Assigned task
Give back the data below word for word. Any image in it should be left out.

Stored items:
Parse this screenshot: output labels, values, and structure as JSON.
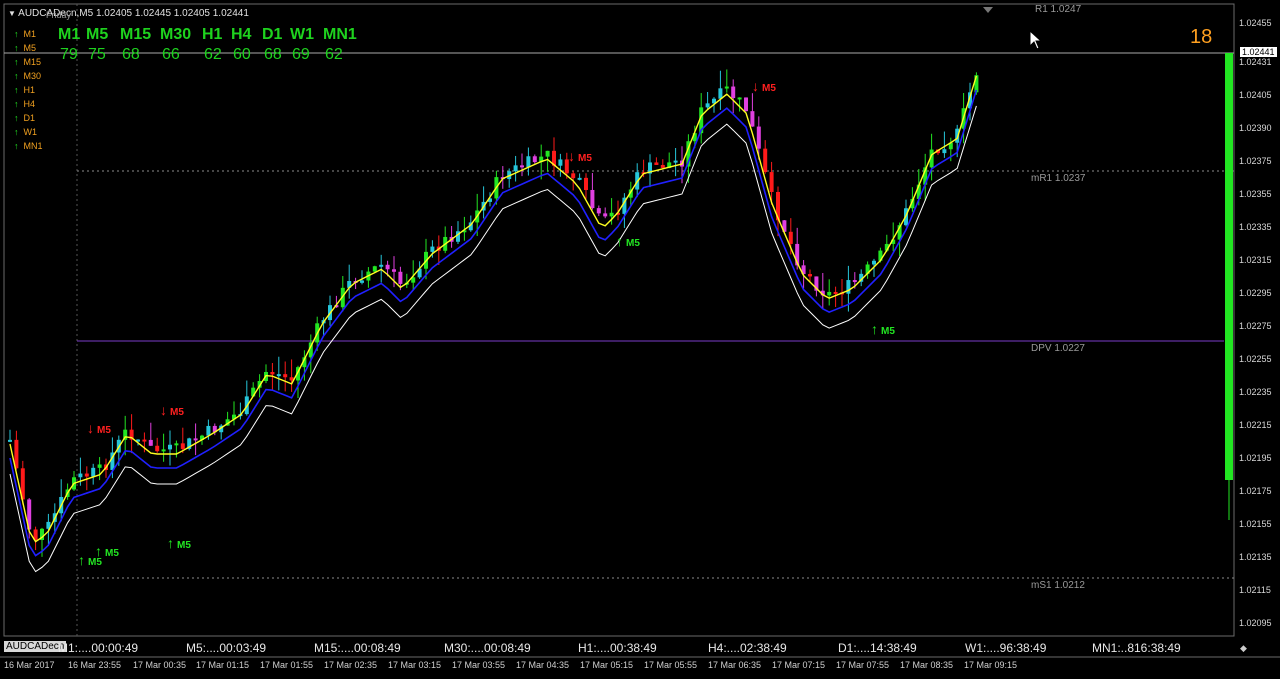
{
  "header": {
    "symbol_info": "AUDCADecn,M5  1.02405 1.02445 1.02405 1.02441",
    "friday": "Friday"
  },
  "timeframes": {
    "labels": [
      "M1",
      "M5",
      "M15",
      "M30",
      "H1",
      "H4",
      "D1",
      "W1",
      "MN1"
    ],
    "values": [
      "79",
      "75",
      "68",
      "66",
      "62",
      "60",
      "68",
      "69",
      "62"
    ]
  },
  "side_list": [
    "M1",
    "M5",
    "M15",
    "M30",
    "H1",
    "H4",
    "D1",
    "W1",
    "MN1"
  ],
  "counter": "18",
  "levels": {
    "r1": "R1 1.0247",
    "mr1": "mR1 1.0237",
    "dpv": "DPV 1.0227",
    "ms1": "mS1 1.0212"
  },
  "price_axis": [
    "1.02455",
    "1.02441",
    "1.02431",
    "1.02405",
    "1.02390",
    "1.02375",
    "1.02355",
    "1.02335",
    "1.02315",
    "1.02295",
    "1.02275",
    "1.02255",
    "1.02235",
    "1.02215",
    "1.02195",
    "1.02175",
    "1.02155",
    "1.02135",
    "1.02115",
    "1.02095"
  ],
  "tab_label": "AUDCADecn",
  "bottom_timers": [
    "M1:....00:00:49",
    "M5:....00:03:49",
    "M15:....00:08:49",
    "M30:....00:08:49",
    "H1:....00:38:49",
    "H4:....02:38:49",
    "D1:....14:38:49",
    "W1:....96:38:49",
    "MN1:..816:38:49"
  ],
  "time_axis": [
    "16 Mar 2017",
    "16 Mar 23:55",
    "17 Mar 00:35",
    "17 Mar 01:15",
    "17 Mar 01:55",
    "17 Mar 02:35",
    "17 Mar 03:15",
    "17 Mar 03:55",
    "17 Mar 04:35",
    "17 Mar 05:15",
    "17 Mar 05:55",
    "17 Mar 06:35",
    "17 Mar 07:15",
    "17 Mar 07:55",
    "17 Mar 08:35",
    "17 Mar 09:15"
  ],
  "signals": [
    {
      "dir": "down",
      "label": "M5"
    },
    {
      "dir": "down",
      "label": "M5"
    },
    {
      "dir": "up",
      "label": "M5"
    },
    {
      "dir": "up",
      "label": "M5"
    },
    {
      "dir": "up",
      "label": "M5"
    },
    {
      "dir": "down",
      "label": "M5"
    },
    {
      "dir": "up",
      "label": "M5"
    },
    {
      "dir": "down",
      "label": "M5"
    },
    {
      "dir": "up",
      "label": "M5"
    }
  ],
  "colors": {
    "bull_strong": "#22e622",
    "bull_weak": "#26c6da",
    "bear_strong": "#ff1a1a",
    "bear_weak": "#e040e0",
    "ma_fast": "#ffff20",
    "ma_mid": "#2020ff",
    "ma_slow": "#ffffff",
    "level_line": "#8c8c8c",
    "dpv_line": "#7a3cc8"
  }
}
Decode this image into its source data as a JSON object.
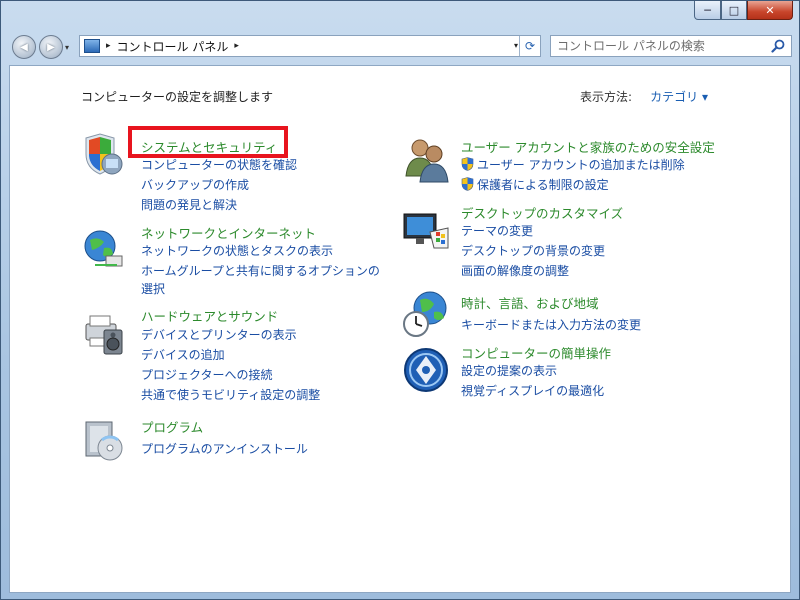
{
  "window": {
    "minimize_glyph": "─",
    "maximize_glyph": "□",
    "close_glyph": "✕"
  },
  "nav": {
    "back_glyph": "◀",
    "forward_glyph": "▶",
    "dropdown_glyph": "▾"
  },
  "address": {
    "crumb_arrow": "▸",
    "crumb": "コントロール パネル",
    "dropdown_glyph": "▾",
    "refresh_glyph": "⟳"
  },
  "search": {
    "placeholder": "コントロール パネルの検索"
  },
  "header": {
    "title": "コンピューターの設定を調整します",
    "view_by_label": "表示方法:",
    "view_by_value": "カテゴリ ▾"
  },
  "left_categories": [
    {
      "title": "システムとセキュリティ",
      "icon": "shield-computer-icon",
      "links": [
        "コンピューターの状態を確認",
        "バックアップの作成",
        "問題の発見と解決"
      ]
    },
    {
      "title": "ネットワークとインターネット",
      "icon": "globe-network-icon",
      "links": [
        "ネットワークの状態とタスクの表示",
        "ホームグループと共有に関するオプションの",
        "選択"
      ]
    },
    {
      "title": "ハードウェアとサウンド",
      "icon": "printer-speaker-icon",
      "links": [
        "デバイスとプリンターの表示",
        "デバイスの追加",
        "プロジェクターへの接続",
        "共通で使うモビリティ設定の調整"
      ]
    },
    {
      "title": "プログラム",
      "icon": "programs-disc-icon",
      "links": [
        "プログラムのアンインストール"
      ]
    }
  ],
  "right_categories": [
    {
      "title": "ユーザー アカウントと家族のための安全設定",
      "icon": "users-icon",
      "links": [
        "ユーザー アカウントの追加または削除",
        "保護者による制限の設定"
      ]
    },
    {
      "title": "デスクトップのカスタマイズ",
      "icon": "monitor-palette-icon",
      "links": [
        "テーマの変更",
        "デスクトップの背景の変更",
        "画面の解像度の調整"
      ]
    },
    {
      "title": "時計、言語、および地域",
      "icon": "globe-clock-icon",
      "links": [
        "キーボードまたは入力方法の変更"
      ]
    },
    {
      "title": "コンピューターの簡単操作",
      "icon": "ease-of-access-icon",
      "links": [
        "設定の提案の表示",
        "視覚ディスプレイの最適化"
      ]
    }
  ],
  "colors": {
    "category_title": "#2c8a2c",
    "link": "#1a4da3",
    "highlight_box": "#e8141e"
  }
}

Reply to the exercise
Parse this screenshot: output labels, values, and structure as JSON.
{
  "header": {
    "symbol_info": "AUDCADecn,M5  1.02405 1.02445 1.02405 1.02441",
    "friday": "Friday"
  },
  "timeframes": {
    "labels": [
      "M1",
      "M5",
      "M15",
      "M30",
      "H1",
      "H4",
      "D1",
      "W1",
      "MN1"
    ],
    "values": [
      "79",
      "75",
      "68",
      "66",
      "62",
      "60",
      "68",
      "69",
      "62"
    ]
  },
  "side_list": [
    "M1",
    "M5",
    "M15",
    "M30",
    "H1",
    "H4",
    "D1",
    "W1",
    "MN1"
  ],
  "counter": "18",
  "levels": {
    "r1": "R1 1.0247",
    "mr1": "mR1 1.0237",
    "dpv": "DPV 1.0227",
    "ms1": "mS1 1.0212"
  },
  "price_axis": [
    "1.02455",
    "1.02441",
    "1.02431",
    "1.02405",
    "1.02390",
    "1.02375",
    "1.02355",
    "1.02335",
    "1.02315",
    "1.02295",
    "1.02275",
    "1.02255",
    "1.02235",
    "1.02215",
    "1.02195",
    "1.02175",
    "1.02155",
    "1.02135",
    "1.02115",
    "1.02095"
  ],
  "tab_label": "AUDCADecn",
  "bottom_timers": [
    "M1:....00:00:49",
    "M5:....00:03:49",
    "M15:....00:08:49",
    "M30:....00:08:49",
    "H1:....00:38:49",
    "H4:....02:38:49",
    "D1:....14:38:49",
    "W1:....96:38:49",
    "MN1:..816:38:49"
  ],
  "time_axis": [
    "16 Mar 2017",
    "16 Mar 23:55",
    "17 Mar 00:35",
    "17 Mar 01:15",
    "17 Mar 01:55",
    "17 Mar 02:35",
    "17 Mar 03:15",
    "17 Mar 03:55",
    "17 Mar 04:35",
    "17 Mar 05:15",
    "17 Mar 05:55",
    "17 Mar 06:35",
    "17 Mar 07:15",
    "17 Mar 07:55",
    "17 Mar 08:35",
    "17 Mar 09:15"
  ],
  "signals": [
    {
      "dir": "down",
      "label": "M5"
    },
    {
      "dir": "down",
      "label": "M5"
    },
    {
      "dir": "up",
      "label": "M5"
    },
    {
      "dir": "up",
      "label": "M5"
    },
    {
      "dir": "up",
      "label": "M5"
    },
    {
      "dir": "down",
      "label": "M5"
    },
    {
      "dir": "up",
      "label": "M5"
    },
    {
      "dir": "down",
      "label": "M5"
    },
    {
      "dir": "up",
      "label": "M5"
    }
  ],
  "colors": {
    "bull_strong": "#22e622",
    "bull_weak": "#26c6da",
    "bear_strong": "#ff1a1a",
    "bear_weak": "#e040e0",
    "ma_fast": "#ffff20",
    "ma_mid": "#2020ff",
    "ma_slow": "#ffffff",
    "level_line": "#8c8c8c",
    "dpv_line": "#7a3cc8"
  }
}
Decode this image into its source data as a JSON object.
{
  "window": {
    "minimize_glyph": "─",
    "maximize_glyph": "□",
    "close_glyph": "✕"
  },
  "nav": {
    "back_glyph": "◀",
    "forward_glyph": "▶",
    "dropdown_glyph": "▾"
  },
  "address": {
    "crumb_arrow": "▸",
    "crumb": "コントロール パネル",
    "dropdown_glyph": "▾",
    "refresh_glyph": "⟳"
  },
  "search": {
    "placeholder": "コントロール パネルの検索"
  },
  "header": {
    "title": "コンピューターの設定を調整します",
    "view_by_label": "表示方法:",
    "view_by_value": "カテゴリ ▾"
  },
  "left_categories": [
    {
      "title": "システムとセキュリティ",
      "icon": "shield-computer-icon",
      "links": [
        "コンピューターの状態を確認",
        "バックアップの作成",
        "問題の発見と解決"
      ]
    },
    {
      "title": "ネットワークとインターネット",
      "icon": "globe-network-icon",
      "links": [
        "ネットワークの状態とタスクの表示",
        "ホームグループと共有に関するオプションの",
        "選択"
      ]
    },
    {
      "title": "ハードウェアとサウンド",
      "icon": "printer-speaker-icon",
      "links": [
        "デバイスとプリンターの表示",
        "デバイスの追加",
        "プロジェクターへの接続",
        "共通で使うモビリティ設定の調整"
      ]
    },
    {
      "title": "プログラム",
      "icon": "programs-disc-icon",
      "links": [
        "プログラムのアンインストール"
      ]
    }
  ],
  "right_categories": [
    {
      "title": "ユーザー アカウントと家族のための安全設定",
      "icon": "users-icon",
      "links": [
        "ユーザー アカウントの追加または削除",
        "保護者による制限の設定"
      ]
    },
    {
      "title": "デスクトップのカスタマイズ",
      "icon": "monitor-palette-icon",
      "links": [
        "テーマの変更",
        "デスクトップの背景の変更",
        "画面の解像度の調整"
      ]
    },
    {
      "title": "時計、言語、および地域",
      "icon": "globe-clock-icon",
      "links": [
        "キーボードまたは入力方法の変更"
      ]
    },
    {
      "title": "コンピューターの簡単操作",
      "icon": "ease-of-access-icon",
      "links": [
        "設定の提案の表示",
        "視覚ディスプレイの最適化"
      ]
    }
  ],
  "colors": {
    "category_title": "#2c8a2c",
    "link": "#1a4da3",
    "highlight_box": "#e8141e"
  }
}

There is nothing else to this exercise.